When you're a kiddo, bravery was witnessed from your superheroes or on cartoons as the good guys took on the bad guys... standing up to a bully... It could even be considered brave to stand up for yourself to an elder whom you're supposed to respect. To go against the status quo and do your own thing, is brave. To veer from the well traveled path and forge your own destiny is very brave. So, that being said, bravery is certainly not the lack of fear but the strength to overcome it. Fear begets bravery.
I love the way The Boy Scout Trail says:
Fear is a feeling you have based on your surroundings. If you sense danger, you feel fear. It's a natural and useful feeling. When a Scout experiences fear, he can either control it or let it control him. Courage controls fear and allows a Scout to keep a cool head, rise above the danger, and act in a brave way. When fear controls the person, he loses his sense of honor and his gut instinct of self-preservation takes over, causing acts of cowardice.
It's easy to stand back in the sidelines and let things happen, but we are training leaders that not only think of others, but act on the moral compass we are helping to instill within. To think about how he can interject in a situation to turn it around and let the right thing happen.
There are many situations in Scouting where fear may be experienced: public speaking, leading a project, asking for help from another leader, learning new skills, handling new tools, camping in a new environment, learning to do hard things.

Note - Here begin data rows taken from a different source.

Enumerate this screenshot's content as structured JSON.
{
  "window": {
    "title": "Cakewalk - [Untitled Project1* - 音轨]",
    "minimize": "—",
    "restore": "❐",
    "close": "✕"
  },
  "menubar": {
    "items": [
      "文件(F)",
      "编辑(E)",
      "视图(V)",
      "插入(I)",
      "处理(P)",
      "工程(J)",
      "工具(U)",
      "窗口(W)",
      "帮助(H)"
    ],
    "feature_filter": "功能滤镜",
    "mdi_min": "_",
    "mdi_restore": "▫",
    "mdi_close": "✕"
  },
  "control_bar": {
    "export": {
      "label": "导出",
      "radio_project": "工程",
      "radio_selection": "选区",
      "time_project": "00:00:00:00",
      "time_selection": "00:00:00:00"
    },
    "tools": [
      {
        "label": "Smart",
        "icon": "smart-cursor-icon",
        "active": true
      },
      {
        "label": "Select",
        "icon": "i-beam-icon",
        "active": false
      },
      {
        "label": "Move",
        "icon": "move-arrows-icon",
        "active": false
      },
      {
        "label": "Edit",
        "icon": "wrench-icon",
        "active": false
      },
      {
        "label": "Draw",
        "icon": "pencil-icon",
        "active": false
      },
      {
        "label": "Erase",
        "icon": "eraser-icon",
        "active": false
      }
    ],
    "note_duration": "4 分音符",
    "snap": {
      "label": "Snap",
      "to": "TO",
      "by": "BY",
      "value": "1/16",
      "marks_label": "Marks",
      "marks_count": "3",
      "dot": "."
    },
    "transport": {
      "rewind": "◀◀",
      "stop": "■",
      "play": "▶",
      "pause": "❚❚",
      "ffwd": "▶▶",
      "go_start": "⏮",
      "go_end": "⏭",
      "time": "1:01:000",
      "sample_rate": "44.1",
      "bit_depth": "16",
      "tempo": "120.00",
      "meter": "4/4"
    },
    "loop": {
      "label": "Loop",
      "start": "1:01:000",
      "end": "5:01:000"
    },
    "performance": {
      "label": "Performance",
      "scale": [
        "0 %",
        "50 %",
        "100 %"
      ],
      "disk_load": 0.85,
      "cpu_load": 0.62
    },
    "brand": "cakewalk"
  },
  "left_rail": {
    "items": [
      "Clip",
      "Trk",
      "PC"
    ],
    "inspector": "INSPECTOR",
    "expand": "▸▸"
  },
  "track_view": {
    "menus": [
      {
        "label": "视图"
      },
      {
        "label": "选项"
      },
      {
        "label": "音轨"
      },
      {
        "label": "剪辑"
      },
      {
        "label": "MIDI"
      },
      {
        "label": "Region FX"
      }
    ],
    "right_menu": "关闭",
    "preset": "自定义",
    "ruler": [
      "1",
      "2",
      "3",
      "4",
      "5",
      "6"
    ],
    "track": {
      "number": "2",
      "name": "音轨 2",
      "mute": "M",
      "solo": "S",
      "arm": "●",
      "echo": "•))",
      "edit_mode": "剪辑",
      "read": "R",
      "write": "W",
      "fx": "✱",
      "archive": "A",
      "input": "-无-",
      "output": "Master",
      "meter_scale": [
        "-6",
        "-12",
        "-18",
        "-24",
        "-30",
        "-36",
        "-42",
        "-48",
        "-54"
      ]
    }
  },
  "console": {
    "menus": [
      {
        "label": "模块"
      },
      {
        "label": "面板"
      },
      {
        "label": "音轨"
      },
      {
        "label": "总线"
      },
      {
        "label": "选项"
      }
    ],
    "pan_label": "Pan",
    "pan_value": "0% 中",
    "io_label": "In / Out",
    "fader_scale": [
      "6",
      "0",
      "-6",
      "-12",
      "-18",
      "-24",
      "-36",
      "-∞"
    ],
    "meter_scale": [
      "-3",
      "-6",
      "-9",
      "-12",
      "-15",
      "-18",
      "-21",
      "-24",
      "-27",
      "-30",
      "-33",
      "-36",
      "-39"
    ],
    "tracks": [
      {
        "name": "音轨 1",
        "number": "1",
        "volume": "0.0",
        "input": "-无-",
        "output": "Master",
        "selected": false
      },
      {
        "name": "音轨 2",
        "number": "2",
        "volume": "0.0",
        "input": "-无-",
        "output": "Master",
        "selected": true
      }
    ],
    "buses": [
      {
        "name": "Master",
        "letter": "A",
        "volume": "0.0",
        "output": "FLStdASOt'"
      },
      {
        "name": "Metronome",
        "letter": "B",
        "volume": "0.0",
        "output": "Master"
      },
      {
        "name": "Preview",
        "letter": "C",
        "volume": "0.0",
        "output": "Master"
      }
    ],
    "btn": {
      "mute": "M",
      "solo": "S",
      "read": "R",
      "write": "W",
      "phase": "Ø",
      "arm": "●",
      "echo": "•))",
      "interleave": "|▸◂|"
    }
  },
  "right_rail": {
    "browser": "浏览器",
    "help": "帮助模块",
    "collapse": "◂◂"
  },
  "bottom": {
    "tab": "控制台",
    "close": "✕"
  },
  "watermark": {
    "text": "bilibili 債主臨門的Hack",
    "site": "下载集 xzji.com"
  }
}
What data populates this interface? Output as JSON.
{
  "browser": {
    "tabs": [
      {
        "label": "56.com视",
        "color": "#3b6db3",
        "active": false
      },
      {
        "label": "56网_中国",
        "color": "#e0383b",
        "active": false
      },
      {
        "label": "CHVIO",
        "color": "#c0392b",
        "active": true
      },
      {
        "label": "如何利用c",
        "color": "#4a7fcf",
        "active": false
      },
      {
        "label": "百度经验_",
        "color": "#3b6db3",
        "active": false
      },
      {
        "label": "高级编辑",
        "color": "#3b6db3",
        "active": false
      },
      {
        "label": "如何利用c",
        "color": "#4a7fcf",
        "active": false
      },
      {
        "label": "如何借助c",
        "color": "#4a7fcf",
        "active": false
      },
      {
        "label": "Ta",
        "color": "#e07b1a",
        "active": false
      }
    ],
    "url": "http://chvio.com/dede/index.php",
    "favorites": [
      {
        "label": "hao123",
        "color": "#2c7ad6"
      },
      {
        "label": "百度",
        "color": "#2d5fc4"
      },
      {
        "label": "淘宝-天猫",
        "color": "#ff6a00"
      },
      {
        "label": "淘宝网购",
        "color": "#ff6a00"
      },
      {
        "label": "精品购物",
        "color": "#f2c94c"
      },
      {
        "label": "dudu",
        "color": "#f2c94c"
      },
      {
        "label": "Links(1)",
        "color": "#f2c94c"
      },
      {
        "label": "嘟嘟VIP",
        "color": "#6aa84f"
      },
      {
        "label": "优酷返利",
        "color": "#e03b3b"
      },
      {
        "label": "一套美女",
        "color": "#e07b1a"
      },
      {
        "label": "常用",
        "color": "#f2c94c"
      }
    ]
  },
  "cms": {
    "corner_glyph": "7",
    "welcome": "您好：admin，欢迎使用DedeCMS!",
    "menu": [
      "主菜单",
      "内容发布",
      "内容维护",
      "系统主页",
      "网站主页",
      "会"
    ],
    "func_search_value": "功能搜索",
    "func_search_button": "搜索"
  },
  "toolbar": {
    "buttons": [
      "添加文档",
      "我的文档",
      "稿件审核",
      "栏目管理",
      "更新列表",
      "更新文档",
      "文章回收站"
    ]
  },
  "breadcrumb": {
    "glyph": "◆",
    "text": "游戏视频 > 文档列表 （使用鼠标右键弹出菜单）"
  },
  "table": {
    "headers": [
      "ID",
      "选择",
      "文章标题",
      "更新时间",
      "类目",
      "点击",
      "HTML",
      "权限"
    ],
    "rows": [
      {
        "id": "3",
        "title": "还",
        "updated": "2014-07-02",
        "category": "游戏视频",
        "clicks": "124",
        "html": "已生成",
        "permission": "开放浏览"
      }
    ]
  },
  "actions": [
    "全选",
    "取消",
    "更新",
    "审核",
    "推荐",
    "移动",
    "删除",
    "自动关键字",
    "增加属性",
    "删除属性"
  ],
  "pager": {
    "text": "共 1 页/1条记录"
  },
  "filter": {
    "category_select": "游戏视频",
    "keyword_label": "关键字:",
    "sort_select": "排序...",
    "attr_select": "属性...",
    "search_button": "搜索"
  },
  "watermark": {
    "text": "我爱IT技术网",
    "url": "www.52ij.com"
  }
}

But, the way to overcome that fear is to seek the courage from within because WE BELIEVE OUR BOYS CAN DO HARD THINGS! Do hard things every day! Conquer your fears -- conquer the world!